Pension inflation changes will not be forced through
Ministers have backed away from forcing company pension schemes to use the Consumer Prices Index rather than the Retail Prices Index to uprate pensions.
Such a change would have cut the value of people's pensions because they would have grown more slowly than before.
The change has already been introduced for the state and public sector schemes from next April.
But Pensions Minister Steve Webb said he would not force private sector pension schemes to do the same.
"We do not plan to grant schemes a modification power, to make it easier to use CPI where they do not already have the power to amend scheme rules," Mr Webb told MPs.
"We believe that members' trust in schemes and the scheme rules would be severely damaged if we intervene to give schemes the power to change their rules if the scheme does not already have such a power."
The possibility of such an enforced change was raised in July when, in the wake of the new public sector pension policy, Mr Webb said he wanted private schemes to adopt the CPI for their own inflation uprating.
However, current pension law largely prevents employers and scheme trustees from changing their rules to cut the value of pensions that have already been accrued.
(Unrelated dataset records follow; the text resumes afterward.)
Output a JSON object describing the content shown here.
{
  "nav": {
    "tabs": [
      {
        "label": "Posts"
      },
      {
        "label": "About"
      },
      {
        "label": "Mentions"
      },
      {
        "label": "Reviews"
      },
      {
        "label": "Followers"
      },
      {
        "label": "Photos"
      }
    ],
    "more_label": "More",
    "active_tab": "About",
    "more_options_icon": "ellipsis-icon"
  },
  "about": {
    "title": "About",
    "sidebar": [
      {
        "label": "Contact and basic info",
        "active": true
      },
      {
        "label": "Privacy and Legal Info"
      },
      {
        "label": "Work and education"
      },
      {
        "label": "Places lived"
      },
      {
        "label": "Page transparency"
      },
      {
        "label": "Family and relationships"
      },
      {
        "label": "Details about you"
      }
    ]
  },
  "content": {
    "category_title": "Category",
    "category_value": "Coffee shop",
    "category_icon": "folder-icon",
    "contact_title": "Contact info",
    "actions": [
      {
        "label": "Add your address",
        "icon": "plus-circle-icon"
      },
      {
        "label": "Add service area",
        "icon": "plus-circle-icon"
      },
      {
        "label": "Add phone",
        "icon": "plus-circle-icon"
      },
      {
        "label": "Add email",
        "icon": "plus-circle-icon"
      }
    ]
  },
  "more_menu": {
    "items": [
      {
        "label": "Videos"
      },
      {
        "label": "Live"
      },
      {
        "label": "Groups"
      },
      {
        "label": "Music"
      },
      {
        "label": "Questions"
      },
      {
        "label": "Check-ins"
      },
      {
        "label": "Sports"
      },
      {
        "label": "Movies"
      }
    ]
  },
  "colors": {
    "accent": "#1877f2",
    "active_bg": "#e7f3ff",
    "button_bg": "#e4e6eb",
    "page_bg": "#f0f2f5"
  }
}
Rather than bringing in a new law to override this, or giving pension schemes extra rights to modify their own rules, the government is instead making the CPI the minimum yardstick for annual indexation and uprating in private schemes.
However, it will not be compulsory for private sector schemes to adopt it if they currently use RPI.
"We think that if the scheme rules say your pension is protected by the RPI then that should continue to be the case," Mr Webb told the World at One programme on BBC Radio 4.
"Because we want people to have confidence and trust in their pensions we will not be re-writing the rules of their pension schemes.
"If you joined a pension scheme, [and] when you joined it the rules said that your pension would be protected by the RPI, and the scheme does not currently have the power to change its rules, we are not going to change that."
The government also said it intended to make it compulsory for employers to consult their staff if they wanted to change their method of inflation uprating.
Labour said it was opposing the switch to CPI as no time limit had been set on the policy.
Shadow pensions minister Rachel Reeves said pensioners would be worse off, adding that the change was not about deficit reduction but was an "ideologically-driven move".
The Unite union also criticised the plan to make CPI the minimum measure for updating pensions.
"The government is offering companies a licence to steal money from the pensions of workers who have already earned it and saved it for retirement," said Unite general secretary-elect, Len McCluskey.
"The CPI is not a better guide of inflation, it's a lower one which the government has opportunistically seized upon with scant regard to its impact on vulnerable pensioners.
Since the CPI was first introduced in 1996 it has lagged behind the RPI by an average annual rate of 0.83 percentage points.
That is because it measures changes in the prices of different items than the RPI - principally ignoring mortgage interest payments, council tax, buildings insurance and house-buying costs - and it measures those changes using different arithmetic techniques.
The newly established Office for Budget Responsibility recently estimated that the gap between the two indexes, vital for the inflation uprating of pensions each year, would spread to 1.2 percentage points over the next five years.
Over 20, 30 or 40 years of retirement such a difference would make a sharp cut to the value of someone's prospective pension.
The government said available evidence suggested that 70%-80% of private sector company schemes had RPI "hard-wired" into their rules for uprating pensions in payment.
The rest typically have rules which stipulate that they will use whichever method the government stipulates.
This is a common approach for the revaluation of deferred pensions, but is uncommon for the rules on the indexation of pensions already in payment.
The potential saving to pension schemes of adopting CPI was illustrated in November by BT.
Its pension trustees decided that their rules meant they automatically had to use the slower rising measure of inflation, now that it was being used for the state and public sector schemes, and that this would knock £2.9bn off BT's £9bn pension scheme deficit.
Joanne Segars, chief executive of the National Association of Pension Funds (NAPF), said the government had conducted a U-turn by holding back on company pension schemes making the switch.
She said its previous announcements had caused enormous confusion owing to the complexity of changing the system, but it had now stepped back by not forcing employers to change scheme uprating from RPI to CPI.
"The government has marched us up to the top of the hill and is now marching us back down again. It is hugely, hugely confusing for schemes," she said.